The "berry famine" seemed to have been kicked off by a preceding series of comparatively warm springs coupled with years of little day-night temperature variation during July which lasted into the middle of the famine. However, even with amelioration of these weather-related drivers, it appears as if recovery of fruit crops was not instantaneous, but rather lagged by several years. Put together, the seminal lesson seems to be that there are, indeed, probable lags of several years in fruit production in response to climatic drivers, which perhaps compounds the lags in response of bear populations to availability of foods such as huckleberry (see this entry on NCDE Demography).
Not surprisingly, consumption of fruit by grizzly bears reflects fruit availability, both annually and seasonally. Unfortunately, evidence for annual variation in consumption comes almost wholly from anecdote rather than from data, which is a predictable consequence of logistical difficulties in collecting enough field evidence to support annual estimates of consumption. By contrast, there is ample direct evidence of more predictable seasonal variation in fruit consumption by bears, some of which I presented in the introduction to this section on fruit, albeit without differentiating which species were being consumed when. Consumption invariably peaks after fruits produced during the current year have reached full ripeness, which typically occurs around mid-summer.
In the figures at right I provide a little more detail on this seasonal progression for two study area: the North Fork, emblematic of west-side environments, and the Alberta foothills, emblematic of east-side environments. Notably, thanks to Bruce McLellan (top; again) and Robin Munro (bottom), the progression provides details on which types of fruit were being eaten, when, with blue denoting huckleberry, dark red, buffaloberry, and lighter red, kinnikinnick (Arctostaphylos uva-ursi).
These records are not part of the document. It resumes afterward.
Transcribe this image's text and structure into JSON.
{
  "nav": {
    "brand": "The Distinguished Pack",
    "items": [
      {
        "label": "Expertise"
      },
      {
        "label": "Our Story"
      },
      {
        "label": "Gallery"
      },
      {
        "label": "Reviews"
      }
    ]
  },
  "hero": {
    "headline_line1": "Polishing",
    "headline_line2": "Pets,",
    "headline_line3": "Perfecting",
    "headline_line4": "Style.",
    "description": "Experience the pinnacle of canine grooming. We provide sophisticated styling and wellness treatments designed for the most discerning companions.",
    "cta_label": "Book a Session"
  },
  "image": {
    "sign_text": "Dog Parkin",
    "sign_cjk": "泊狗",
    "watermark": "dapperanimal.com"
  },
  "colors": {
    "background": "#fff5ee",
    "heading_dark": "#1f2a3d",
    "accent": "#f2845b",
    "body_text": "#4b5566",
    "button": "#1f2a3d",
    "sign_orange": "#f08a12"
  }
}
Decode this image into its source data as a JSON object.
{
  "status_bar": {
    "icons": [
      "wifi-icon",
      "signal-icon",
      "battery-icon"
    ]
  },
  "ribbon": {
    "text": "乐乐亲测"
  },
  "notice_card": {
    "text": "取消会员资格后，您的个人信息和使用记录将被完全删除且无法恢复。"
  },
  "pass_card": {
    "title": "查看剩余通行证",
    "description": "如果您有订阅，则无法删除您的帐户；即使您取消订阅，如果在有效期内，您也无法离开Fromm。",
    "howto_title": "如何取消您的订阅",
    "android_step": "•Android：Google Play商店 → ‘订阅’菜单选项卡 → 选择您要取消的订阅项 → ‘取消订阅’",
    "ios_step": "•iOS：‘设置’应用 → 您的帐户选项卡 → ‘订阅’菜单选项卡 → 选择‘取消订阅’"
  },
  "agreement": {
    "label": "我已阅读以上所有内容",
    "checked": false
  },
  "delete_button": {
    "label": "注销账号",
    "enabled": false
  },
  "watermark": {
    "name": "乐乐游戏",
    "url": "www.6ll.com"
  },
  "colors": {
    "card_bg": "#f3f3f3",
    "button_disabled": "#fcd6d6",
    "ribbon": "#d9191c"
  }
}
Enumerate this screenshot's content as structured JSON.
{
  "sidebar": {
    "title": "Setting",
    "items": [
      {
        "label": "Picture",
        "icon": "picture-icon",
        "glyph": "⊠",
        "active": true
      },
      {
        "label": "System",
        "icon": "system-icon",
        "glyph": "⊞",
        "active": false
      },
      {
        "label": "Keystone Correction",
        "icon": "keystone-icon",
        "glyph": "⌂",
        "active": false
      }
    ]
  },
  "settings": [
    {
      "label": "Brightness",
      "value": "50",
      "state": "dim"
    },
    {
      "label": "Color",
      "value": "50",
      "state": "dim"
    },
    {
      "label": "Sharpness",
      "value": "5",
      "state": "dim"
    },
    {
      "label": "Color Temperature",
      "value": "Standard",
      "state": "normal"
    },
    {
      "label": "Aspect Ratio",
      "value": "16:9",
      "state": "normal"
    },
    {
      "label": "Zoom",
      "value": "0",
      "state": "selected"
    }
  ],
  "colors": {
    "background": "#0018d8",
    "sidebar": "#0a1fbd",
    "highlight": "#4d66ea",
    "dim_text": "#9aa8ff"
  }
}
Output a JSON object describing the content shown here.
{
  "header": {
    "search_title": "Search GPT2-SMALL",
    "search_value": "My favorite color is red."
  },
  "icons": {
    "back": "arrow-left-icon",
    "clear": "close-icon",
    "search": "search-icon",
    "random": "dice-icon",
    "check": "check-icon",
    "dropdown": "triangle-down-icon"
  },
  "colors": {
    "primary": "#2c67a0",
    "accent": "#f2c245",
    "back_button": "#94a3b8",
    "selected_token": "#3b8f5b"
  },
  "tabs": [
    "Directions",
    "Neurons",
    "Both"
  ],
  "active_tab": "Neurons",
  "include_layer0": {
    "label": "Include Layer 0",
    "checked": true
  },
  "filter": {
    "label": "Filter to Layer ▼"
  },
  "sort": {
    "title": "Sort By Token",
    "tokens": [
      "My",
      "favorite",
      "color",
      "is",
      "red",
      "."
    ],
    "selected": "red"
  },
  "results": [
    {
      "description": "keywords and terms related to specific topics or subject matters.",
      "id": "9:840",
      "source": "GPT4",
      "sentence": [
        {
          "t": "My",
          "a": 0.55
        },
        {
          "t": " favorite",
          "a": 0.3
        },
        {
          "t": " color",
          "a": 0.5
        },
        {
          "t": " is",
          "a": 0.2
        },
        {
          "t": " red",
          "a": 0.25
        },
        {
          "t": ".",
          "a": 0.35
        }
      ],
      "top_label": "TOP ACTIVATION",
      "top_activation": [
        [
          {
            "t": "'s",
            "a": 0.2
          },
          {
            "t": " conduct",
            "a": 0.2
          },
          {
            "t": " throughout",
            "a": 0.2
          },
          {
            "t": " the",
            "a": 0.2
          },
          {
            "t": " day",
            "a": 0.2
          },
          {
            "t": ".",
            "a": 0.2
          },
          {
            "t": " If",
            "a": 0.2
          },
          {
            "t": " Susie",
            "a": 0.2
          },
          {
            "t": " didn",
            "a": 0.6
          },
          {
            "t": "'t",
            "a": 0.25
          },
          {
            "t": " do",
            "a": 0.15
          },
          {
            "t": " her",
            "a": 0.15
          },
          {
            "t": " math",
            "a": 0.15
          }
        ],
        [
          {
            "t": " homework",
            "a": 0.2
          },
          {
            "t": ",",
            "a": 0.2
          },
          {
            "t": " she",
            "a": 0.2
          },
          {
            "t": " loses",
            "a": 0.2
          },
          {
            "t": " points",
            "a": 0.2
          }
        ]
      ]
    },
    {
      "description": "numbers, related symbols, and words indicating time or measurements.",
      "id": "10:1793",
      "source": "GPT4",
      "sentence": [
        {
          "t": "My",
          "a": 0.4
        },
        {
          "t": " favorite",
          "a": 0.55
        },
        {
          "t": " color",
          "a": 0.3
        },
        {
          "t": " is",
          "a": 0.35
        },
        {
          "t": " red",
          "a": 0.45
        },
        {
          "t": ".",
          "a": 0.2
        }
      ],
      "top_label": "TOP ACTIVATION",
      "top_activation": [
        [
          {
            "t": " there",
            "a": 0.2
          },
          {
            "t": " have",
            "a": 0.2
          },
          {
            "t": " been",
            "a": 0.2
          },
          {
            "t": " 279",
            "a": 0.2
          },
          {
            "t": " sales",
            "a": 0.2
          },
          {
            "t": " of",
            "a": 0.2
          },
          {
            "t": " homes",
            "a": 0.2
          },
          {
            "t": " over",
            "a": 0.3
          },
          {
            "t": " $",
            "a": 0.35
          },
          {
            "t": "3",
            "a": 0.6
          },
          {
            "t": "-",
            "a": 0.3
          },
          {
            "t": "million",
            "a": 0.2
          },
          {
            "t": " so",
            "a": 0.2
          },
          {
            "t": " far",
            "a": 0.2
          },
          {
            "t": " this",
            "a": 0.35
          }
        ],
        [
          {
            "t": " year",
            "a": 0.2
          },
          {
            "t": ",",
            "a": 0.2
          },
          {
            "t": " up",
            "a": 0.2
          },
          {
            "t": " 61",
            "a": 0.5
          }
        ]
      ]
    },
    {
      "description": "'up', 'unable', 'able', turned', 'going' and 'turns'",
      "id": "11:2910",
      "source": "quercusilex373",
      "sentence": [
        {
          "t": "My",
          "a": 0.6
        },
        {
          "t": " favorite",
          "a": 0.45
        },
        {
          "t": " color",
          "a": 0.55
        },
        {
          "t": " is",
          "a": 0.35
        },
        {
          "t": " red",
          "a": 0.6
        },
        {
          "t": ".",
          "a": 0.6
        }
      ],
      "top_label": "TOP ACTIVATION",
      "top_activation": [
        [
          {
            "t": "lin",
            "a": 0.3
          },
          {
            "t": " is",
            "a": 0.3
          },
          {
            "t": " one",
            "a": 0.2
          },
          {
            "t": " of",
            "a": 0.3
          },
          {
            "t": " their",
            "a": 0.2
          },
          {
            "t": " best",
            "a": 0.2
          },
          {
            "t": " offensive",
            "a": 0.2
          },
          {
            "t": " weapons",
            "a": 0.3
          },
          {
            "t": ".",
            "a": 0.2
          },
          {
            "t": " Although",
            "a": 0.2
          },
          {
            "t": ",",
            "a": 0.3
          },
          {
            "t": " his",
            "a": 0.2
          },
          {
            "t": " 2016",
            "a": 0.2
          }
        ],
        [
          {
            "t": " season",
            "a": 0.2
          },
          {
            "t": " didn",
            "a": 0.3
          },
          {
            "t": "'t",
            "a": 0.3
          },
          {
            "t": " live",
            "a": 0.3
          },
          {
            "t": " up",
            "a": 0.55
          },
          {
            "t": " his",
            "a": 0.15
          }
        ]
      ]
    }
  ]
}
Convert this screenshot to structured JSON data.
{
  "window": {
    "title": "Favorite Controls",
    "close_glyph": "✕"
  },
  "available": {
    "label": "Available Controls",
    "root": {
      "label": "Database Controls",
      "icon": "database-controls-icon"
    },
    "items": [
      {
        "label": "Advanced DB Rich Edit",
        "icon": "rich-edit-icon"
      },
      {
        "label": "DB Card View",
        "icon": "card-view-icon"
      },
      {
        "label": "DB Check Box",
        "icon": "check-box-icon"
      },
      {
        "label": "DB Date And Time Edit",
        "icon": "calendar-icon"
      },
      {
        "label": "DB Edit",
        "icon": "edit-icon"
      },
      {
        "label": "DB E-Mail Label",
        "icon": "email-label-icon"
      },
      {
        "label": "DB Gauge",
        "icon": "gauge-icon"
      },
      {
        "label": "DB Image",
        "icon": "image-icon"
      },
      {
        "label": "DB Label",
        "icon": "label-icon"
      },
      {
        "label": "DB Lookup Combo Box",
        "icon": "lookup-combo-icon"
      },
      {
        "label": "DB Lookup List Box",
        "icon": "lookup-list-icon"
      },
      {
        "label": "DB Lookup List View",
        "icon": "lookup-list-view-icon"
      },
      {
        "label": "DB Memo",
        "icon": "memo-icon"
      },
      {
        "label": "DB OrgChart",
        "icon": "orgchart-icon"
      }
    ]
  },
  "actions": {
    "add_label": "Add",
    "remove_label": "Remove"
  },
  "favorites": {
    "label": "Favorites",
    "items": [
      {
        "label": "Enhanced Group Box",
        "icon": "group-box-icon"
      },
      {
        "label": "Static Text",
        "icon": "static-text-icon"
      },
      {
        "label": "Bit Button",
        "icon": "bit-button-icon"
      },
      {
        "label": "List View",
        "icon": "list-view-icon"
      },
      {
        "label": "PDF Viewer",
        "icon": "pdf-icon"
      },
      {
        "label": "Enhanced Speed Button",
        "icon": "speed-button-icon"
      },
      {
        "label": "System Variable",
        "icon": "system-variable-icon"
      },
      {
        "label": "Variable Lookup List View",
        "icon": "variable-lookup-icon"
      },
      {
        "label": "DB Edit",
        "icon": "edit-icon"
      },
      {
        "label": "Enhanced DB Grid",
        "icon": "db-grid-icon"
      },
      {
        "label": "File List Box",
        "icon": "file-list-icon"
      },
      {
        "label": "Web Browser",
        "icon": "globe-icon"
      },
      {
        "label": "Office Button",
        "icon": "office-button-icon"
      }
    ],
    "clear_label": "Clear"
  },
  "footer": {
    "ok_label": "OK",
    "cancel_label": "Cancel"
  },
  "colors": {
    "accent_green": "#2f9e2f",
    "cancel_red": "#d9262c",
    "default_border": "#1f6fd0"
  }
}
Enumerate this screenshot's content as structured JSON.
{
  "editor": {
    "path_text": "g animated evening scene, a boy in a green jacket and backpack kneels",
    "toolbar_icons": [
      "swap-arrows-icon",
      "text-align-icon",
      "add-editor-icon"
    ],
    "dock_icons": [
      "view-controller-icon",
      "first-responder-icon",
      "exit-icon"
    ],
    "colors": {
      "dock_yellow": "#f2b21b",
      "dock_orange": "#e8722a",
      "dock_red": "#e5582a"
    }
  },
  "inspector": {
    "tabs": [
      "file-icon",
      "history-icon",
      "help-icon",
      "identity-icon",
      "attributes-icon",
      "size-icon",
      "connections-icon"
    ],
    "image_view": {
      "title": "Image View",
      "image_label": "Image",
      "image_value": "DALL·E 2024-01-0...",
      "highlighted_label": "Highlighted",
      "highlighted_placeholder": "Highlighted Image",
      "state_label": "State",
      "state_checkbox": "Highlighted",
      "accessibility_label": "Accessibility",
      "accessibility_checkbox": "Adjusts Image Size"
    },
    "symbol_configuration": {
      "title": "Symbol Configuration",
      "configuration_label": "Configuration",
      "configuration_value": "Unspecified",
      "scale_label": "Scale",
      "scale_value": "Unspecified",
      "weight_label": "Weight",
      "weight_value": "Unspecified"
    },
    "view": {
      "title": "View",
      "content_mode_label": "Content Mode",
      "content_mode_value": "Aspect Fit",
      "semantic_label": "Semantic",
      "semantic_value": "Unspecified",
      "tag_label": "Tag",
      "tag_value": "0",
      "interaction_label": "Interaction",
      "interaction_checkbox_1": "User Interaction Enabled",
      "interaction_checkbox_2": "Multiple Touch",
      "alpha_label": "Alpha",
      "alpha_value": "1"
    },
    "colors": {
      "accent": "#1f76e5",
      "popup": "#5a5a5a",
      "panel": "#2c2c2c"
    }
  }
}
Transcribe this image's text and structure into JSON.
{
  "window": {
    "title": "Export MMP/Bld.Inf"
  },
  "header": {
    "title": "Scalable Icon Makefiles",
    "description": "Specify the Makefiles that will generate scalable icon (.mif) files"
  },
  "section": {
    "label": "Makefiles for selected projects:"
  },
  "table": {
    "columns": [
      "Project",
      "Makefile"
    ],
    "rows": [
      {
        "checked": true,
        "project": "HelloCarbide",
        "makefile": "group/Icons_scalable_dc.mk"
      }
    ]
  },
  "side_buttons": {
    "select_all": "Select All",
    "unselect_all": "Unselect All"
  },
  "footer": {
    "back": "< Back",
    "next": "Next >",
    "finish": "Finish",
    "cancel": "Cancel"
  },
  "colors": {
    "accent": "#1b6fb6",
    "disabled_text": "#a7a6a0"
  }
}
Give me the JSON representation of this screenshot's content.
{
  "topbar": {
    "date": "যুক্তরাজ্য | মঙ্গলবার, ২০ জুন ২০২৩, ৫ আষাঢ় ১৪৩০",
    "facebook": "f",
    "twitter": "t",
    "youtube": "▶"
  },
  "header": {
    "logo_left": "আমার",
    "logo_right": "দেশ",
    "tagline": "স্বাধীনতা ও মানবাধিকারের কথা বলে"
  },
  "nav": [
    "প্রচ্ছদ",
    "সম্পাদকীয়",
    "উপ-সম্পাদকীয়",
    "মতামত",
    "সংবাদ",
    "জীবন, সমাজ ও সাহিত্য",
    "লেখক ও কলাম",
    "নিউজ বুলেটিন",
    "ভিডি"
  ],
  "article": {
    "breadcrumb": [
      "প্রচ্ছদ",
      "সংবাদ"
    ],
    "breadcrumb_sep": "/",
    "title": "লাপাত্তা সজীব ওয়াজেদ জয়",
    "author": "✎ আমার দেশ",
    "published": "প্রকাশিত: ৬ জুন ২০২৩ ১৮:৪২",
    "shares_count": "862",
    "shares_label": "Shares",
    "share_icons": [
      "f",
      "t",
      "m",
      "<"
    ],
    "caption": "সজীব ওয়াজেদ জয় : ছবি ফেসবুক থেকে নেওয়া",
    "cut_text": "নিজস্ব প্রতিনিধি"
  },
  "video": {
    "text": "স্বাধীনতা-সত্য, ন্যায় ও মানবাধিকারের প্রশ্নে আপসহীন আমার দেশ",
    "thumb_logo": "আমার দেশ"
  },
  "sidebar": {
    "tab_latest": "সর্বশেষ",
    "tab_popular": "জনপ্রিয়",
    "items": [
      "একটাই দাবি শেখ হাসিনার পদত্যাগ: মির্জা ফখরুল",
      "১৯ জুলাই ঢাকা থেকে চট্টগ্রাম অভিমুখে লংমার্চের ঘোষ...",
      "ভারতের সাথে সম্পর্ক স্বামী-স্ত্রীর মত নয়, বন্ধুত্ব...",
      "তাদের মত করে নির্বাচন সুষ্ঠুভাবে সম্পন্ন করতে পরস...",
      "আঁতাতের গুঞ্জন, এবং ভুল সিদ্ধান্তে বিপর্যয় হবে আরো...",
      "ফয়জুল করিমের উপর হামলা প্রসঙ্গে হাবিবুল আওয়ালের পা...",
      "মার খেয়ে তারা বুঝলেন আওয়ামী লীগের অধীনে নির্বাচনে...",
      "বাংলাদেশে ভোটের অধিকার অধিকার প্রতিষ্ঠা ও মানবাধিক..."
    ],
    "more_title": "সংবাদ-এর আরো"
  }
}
In addition to the pattern illustrated in the Introduction of greater consumption of buffaloberry in east-side continental climates compared to the more maritime west-side climates, these figures also illustrate the more prolonged period of fruit consumption in more productive west-side environments (roughly 4 weeks compared to 2) along with an onset roughly 3-weeks earlier. Consumption of lower-quality kinnikinnick berries is also largely confined to early or late in the year after fall frosts or over-winter weather have produced higher sugar content.
Without intending to belabor the obvious, seasonal patterns of fruit consumption reflect the culmination of fruit properties that enhance nutritional benefits for bears, including size, sugar content, and digestibility, all of which tend to be temporally correlated. The figures at left illustrate such patterns for two higher-quality fruits: serviceberry (top) and huckleberry (bottom).
The top graph shows size of serviceberry fruits as a function of "growing-degree-days," which is a rough proxy for progression of the summer season. Increase in size is clearly not a linear function of cumulative warmth. Rather, size skyrockets once the season has accumulated 600-700 growing degree days. In part, this reflects the comparative affinity of serviceberry for warmth, but nonetheless with broader implications for all fruit-producing species.
The figure at bottom shows sugar concentration for huckleberries based on data collected by Kate Kendall in Glacier National Park. The basic point is obvious: sugar content peaks at peak ripeness, coincident with peak consumption by grizzly bears (see immediately above), but then drops as berries weather. By implication, declining consumption of huckleberries during mid-September is probably as much a function of declining nutritional benefit from consumed berries as it is from diminished abundance of fruits resulting from widespread consumption by frugivores.
Seasonal Variation in Consumption
Seasonal Variation in Fruit Quality